Thus you see how David, in the Psalm mentioned, complains so often about all kinds of enemies, arrogant princes or tyrants, false spirits and factions, whom he must tolerate because he meditates, that is, because he is occupied with God’s Word (as has been said) in all manner of ways. For as soon as God’s Word takes root and grows in you, the devil will harry you, and will make a real doctor of you, and by his assaults will teach you to seek and love God’s Word. I myself (if you will permit me, mere mouse-dirt, to be mingled with pepper) am deeply indebted to my papists that through the devil’s raging they have beaten, oppressed, and distressed me so much. That is to say, they have made a fairly good theologian of me, which I would not have become otherwise. And I heartily grant them what they have won in return for making this of me, honor, victory, and triumph, for that’s the way they wanted it.
There now, with that you have David’s rules. If you study hard in accord with his example, then you will also sing and boast with him in the Psalm, “The law of thy mouth is better to me than thousands of gold and silver pieces” [Ps. 119:72]. Also, “Thy commandment makes me wiser than my enemies, for it is ever with me. I have more understanding than all my teachers, for thy testimonies are my meditation. I understand more than the aged, for I keep thy precepts,” etc. [Ps. 119:98-100]. And it will be your experience that the books of the fathers will taste stale and putrid to you in comparison. You will not only despise the books written by adversaries, but the longer you write and teach the less you will be pleased with yourself. …

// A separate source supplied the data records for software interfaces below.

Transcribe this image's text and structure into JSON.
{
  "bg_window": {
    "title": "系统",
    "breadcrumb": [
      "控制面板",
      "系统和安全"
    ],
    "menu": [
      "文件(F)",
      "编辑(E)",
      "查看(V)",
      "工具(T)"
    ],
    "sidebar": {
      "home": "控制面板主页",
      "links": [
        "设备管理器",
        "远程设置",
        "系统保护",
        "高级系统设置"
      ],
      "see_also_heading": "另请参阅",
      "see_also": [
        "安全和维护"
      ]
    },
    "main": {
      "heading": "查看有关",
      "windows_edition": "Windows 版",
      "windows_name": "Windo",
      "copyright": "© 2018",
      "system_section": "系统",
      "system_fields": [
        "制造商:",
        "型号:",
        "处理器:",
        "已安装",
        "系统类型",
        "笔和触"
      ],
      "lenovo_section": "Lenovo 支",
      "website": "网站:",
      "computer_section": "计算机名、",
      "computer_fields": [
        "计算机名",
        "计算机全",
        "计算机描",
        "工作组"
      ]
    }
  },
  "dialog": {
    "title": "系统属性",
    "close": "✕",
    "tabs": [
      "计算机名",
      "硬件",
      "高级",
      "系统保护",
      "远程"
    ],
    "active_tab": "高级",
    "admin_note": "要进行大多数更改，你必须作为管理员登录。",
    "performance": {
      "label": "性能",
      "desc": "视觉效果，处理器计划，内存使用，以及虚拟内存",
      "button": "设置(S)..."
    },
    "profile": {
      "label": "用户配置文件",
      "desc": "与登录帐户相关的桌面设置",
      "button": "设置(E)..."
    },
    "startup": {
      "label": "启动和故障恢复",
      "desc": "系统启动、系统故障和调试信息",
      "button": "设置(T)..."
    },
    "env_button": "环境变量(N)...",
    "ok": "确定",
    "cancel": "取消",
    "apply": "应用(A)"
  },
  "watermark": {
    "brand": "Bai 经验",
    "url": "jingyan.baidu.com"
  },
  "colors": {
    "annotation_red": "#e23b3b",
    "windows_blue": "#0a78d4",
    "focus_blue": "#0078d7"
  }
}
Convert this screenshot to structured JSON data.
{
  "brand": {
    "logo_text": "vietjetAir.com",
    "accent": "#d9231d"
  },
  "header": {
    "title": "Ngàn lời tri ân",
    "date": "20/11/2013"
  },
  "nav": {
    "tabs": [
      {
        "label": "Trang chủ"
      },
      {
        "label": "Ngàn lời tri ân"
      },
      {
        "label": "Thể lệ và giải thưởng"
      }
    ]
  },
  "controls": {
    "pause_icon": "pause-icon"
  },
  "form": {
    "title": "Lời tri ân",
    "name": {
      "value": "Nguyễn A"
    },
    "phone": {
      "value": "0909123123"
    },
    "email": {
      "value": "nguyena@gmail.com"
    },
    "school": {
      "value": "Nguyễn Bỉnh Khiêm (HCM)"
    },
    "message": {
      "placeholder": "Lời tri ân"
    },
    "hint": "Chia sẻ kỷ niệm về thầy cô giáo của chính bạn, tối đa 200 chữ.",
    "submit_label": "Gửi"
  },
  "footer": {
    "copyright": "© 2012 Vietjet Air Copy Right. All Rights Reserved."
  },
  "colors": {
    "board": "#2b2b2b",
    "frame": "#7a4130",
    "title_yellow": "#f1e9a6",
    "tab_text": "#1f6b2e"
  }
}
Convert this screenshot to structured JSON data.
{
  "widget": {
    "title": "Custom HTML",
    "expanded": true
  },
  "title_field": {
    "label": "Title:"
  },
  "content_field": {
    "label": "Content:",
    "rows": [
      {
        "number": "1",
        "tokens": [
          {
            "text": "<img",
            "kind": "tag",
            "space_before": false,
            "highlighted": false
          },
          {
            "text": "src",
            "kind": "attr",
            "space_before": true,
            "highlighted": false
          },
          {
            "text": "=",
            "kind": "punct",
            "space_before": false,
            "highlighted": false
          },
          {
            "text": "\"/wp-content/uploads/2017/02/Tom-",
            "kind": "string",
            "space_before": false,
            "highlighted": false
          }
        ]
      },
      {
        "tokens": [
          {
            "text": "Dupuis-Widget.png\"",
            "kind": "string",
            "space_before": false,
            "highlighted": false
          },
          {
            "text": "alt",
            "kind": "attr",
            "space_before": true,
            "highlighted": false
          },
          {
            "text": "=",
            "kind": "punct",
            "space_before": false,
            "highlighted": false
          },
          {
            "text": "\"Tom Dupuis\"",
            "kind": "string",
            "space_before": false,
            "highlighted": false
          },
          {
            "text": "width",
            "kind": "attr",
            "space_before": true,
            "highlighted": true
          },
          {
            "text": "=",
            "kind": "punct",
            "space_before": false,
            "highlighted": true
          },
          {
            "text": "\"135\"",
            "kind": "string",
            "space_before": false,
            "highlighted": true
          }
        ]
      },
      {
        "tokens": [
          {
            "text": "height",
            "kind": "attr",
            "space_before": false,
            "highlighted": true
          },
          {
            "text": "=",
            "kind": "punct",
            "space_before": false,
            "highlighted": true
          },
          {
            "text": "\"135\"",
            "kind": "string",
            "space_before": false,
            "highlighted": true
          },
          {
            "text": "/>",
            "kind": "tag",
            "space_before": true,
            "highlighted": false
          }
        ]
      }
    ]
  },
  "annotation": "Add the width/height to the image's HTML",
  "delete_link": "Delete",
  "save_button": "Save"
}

If, however, you feel and are inclined to think you have made it, flattering yourself with your own little books, teaching, or writing, because you have done it beautifully and preached excellently; if you are highly pleased when someone praises you in the presence of others; if you perhaps look for praise, and would sulk or quit what you are doing if you did not get it — if you are of that stripe, dear friend, then take yourself by the ears, and if you do this in the right way you will find a beautiful pair of big, long, shaggy donkey ears. Then do not spare any expense! Decorate them with golden bells, so that people will be able to hear you wherever you go, point their fingers at you, and say, “See, See! There goes that clever beast, who can write such exquisite books and preach so remarkably well.” That very moment you will be blessed and blessed beyond measure in the kingdom of heaven. Yes, in that heaven where hellfire is ready for the devil and his angels. To sum up: Let us be proud and seek honor in the places where we can. But in this book the honor is God’s alone, as it is said, “God opposes the proud, but gives grace to the humble” [I Pet. 5:5]; to whom be glory, world without end, Amen.
Excerpted from Martin Luther, Luther’s Works, Career of the Reformer IV, ed. Jaroslav Jan Pelikan, Hilton C. Oswald, and Helmut T. Lehmann, Vol. 34 (Philadelphia: Fortress Press, ©1999), 285-288. Used with permission.
Posted May 3, 2017